- **ACTION ITEM**
Determine how many of the lines below include "data", then respond with that number and no other text.
● ● ● ● ●
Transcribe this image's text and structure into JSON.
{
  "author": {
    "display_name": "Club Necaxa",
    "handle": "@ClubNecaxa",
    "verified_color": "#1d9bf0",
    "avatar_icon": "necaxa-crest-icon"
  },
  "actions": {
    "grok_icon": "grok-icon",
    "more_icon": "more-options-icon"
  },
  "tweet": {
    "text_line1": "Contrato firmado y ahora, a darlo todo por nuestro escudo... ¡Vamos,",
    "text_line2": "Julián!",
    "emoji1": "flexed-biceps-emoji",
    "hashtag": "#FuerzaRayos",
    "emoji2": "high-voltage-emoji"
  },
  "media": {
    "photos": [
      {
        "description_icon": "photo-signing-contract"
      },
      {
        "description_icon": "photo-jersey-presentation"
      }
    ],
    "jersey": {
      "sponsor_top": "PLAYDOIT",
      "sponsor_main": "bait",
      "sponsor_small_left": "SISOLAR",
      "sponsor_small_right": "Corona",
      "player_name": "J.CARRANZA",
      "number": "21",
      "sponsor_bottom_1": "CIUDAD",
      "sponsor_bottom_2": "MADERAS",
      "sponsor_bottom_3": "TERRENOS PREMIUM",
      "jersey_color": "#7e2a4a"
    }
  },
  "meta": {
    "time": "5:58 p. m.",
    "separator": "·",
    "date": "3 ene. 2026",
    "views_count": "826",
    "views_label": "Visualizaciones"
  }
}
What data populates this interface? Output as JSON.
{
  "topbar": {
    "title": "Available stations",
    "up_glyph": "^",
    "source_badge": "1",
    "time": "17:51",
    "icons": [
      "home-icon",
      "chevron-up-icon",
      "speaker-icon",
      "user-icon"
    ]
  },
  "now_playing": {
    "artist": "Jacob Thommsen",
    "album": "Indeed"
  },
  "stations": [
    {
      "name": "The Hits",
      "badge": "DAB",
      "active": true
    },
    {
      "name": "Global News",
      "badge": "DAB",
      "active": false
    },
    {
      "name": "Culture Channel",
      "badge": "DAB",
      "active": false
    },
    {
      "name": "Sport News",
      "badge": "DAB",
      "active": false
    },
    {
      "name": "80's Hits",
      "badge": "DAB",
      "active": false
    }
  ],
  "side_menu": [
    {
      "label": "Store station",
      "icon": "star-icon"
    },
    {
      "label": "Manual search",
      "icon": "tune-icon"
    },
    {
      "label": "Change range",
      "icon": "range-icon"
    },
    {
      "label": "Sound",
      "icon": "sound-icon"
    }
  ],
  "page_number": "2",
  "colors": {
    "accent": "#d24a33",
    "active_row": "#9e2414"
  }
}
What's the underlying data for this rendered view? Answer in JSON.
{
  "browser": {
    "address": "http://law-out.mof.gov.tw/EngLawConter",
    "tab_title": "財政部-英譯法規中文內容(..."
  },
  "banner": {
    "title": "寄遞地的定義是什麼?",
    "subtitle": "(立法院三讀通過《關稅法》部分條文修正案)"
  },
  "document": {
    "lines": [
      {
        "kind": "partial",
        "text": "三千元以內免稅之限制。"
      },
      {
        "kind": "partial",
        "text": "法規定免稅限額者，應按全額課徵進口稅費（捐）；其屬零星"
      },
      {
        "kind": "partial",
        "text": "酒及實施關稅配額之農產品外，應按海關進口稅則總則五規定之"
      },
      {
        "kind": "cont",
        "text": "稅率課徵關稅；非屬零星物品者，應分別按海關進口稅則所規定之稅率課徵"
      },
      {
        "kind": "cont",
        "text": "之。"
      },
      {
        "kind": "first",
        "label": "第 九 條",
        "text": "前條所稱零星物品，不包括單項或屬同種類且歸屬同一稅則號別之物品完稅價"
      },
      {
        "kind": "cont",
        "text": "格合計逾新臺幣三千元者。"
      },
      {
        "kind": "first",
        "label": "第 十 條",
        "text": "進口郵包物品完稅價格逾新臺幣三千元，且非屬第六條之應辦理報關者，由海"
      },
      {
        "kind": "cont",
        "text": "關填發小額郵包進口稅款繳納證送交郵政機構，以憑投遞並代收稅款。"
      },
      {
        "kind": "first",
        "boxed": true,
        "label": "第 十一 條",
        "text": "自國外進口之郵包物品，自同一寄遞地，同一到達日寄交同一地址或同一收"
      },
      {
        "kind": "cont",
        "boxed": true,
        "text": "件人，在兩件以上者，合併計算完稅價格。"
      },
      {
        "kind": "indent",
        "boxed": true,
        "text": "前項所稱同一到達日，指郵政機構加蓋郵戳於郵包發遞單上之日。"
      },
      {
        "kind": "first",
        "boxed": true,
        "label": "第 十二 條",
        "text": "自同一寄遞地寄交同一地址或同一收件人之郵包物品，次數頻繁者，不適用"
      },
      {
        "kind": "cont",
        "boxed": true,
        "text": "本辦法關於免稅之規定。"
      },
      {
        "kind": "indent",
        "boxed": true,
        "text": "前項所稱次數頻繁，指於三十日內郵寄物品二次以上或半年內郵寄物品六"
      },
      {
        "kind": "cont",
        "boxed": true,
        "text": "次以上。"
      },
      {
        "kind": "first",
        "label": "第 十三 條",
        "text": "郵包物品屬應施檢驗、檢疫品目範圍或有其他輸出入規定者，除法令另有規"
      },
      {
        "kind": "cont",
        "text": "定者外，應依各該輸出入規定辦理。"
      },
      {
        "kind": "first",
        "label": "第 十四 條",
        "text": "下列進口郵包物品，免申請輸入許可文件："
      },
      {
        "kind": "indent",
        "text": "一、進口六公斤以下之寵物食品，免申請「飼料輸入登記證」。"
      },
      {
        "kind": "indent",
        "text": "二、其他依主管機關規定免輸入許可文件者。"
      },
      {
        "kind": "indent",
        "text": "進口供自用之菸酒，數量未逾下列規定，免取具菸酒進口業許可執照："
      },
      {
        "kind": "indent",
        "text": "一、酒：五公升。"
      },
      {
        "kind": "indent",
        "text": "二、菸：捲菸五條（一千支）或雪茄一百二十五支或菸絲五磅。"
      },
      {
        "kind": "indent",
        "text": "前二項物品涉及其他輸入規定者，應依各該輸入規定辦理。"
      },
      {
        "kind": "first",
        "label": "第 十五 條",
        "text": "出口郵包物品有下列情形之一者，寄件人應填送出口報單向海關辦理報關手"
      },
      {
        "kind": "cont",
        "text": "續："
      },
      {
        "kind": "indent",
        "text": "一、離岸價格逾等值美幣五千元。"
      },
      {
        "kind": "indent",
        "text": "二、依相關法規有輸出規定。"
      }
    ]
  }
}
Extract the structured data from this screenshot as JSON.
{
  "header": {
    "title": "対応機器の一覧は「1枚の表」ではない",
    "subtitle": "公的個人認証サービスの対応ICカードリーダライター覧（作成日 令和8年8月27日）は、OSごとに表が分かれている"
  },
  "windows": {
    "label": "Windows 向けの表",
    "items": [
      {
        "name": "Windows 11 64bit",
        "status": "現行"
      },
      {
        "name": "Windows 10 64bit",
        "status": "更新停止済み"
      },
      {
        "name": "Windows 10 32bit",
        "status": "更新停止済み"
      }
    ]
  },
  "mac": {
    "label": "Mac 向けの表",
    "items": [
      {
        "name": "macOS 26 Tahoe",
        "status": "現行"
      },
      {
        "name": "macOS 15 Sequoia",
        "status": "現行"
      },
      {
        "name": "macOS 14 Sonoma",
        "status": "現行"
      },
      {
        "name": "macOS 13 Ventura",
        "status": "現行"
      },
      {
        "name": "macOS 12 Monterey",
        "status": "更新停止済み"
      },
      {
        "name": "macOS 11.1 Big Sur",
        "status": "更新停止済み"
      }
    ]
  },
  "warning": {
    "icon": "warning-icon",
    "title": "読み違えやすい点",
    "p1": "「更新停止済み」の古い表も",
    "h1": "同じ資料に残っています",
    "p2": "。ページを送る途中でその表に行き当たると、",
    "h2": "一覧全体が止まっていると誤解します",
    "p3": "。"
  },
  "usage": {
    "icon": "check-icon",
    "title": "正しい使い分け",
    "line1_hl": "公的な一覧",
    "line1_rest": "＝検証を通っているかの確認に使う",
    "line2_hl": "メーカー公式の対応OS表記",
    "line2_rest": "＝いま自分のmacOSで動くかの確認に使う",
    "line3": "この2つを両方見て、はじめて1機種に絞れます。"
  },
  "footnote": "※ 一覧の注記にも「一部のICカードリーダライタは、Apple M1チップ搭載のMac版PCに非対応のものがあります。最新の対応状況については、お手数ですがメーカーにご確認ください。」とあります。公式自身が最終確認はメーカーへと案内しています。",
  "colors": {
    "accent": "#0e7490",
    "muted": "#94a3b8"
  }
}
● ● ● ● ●
- **RESPONSE BOX**
3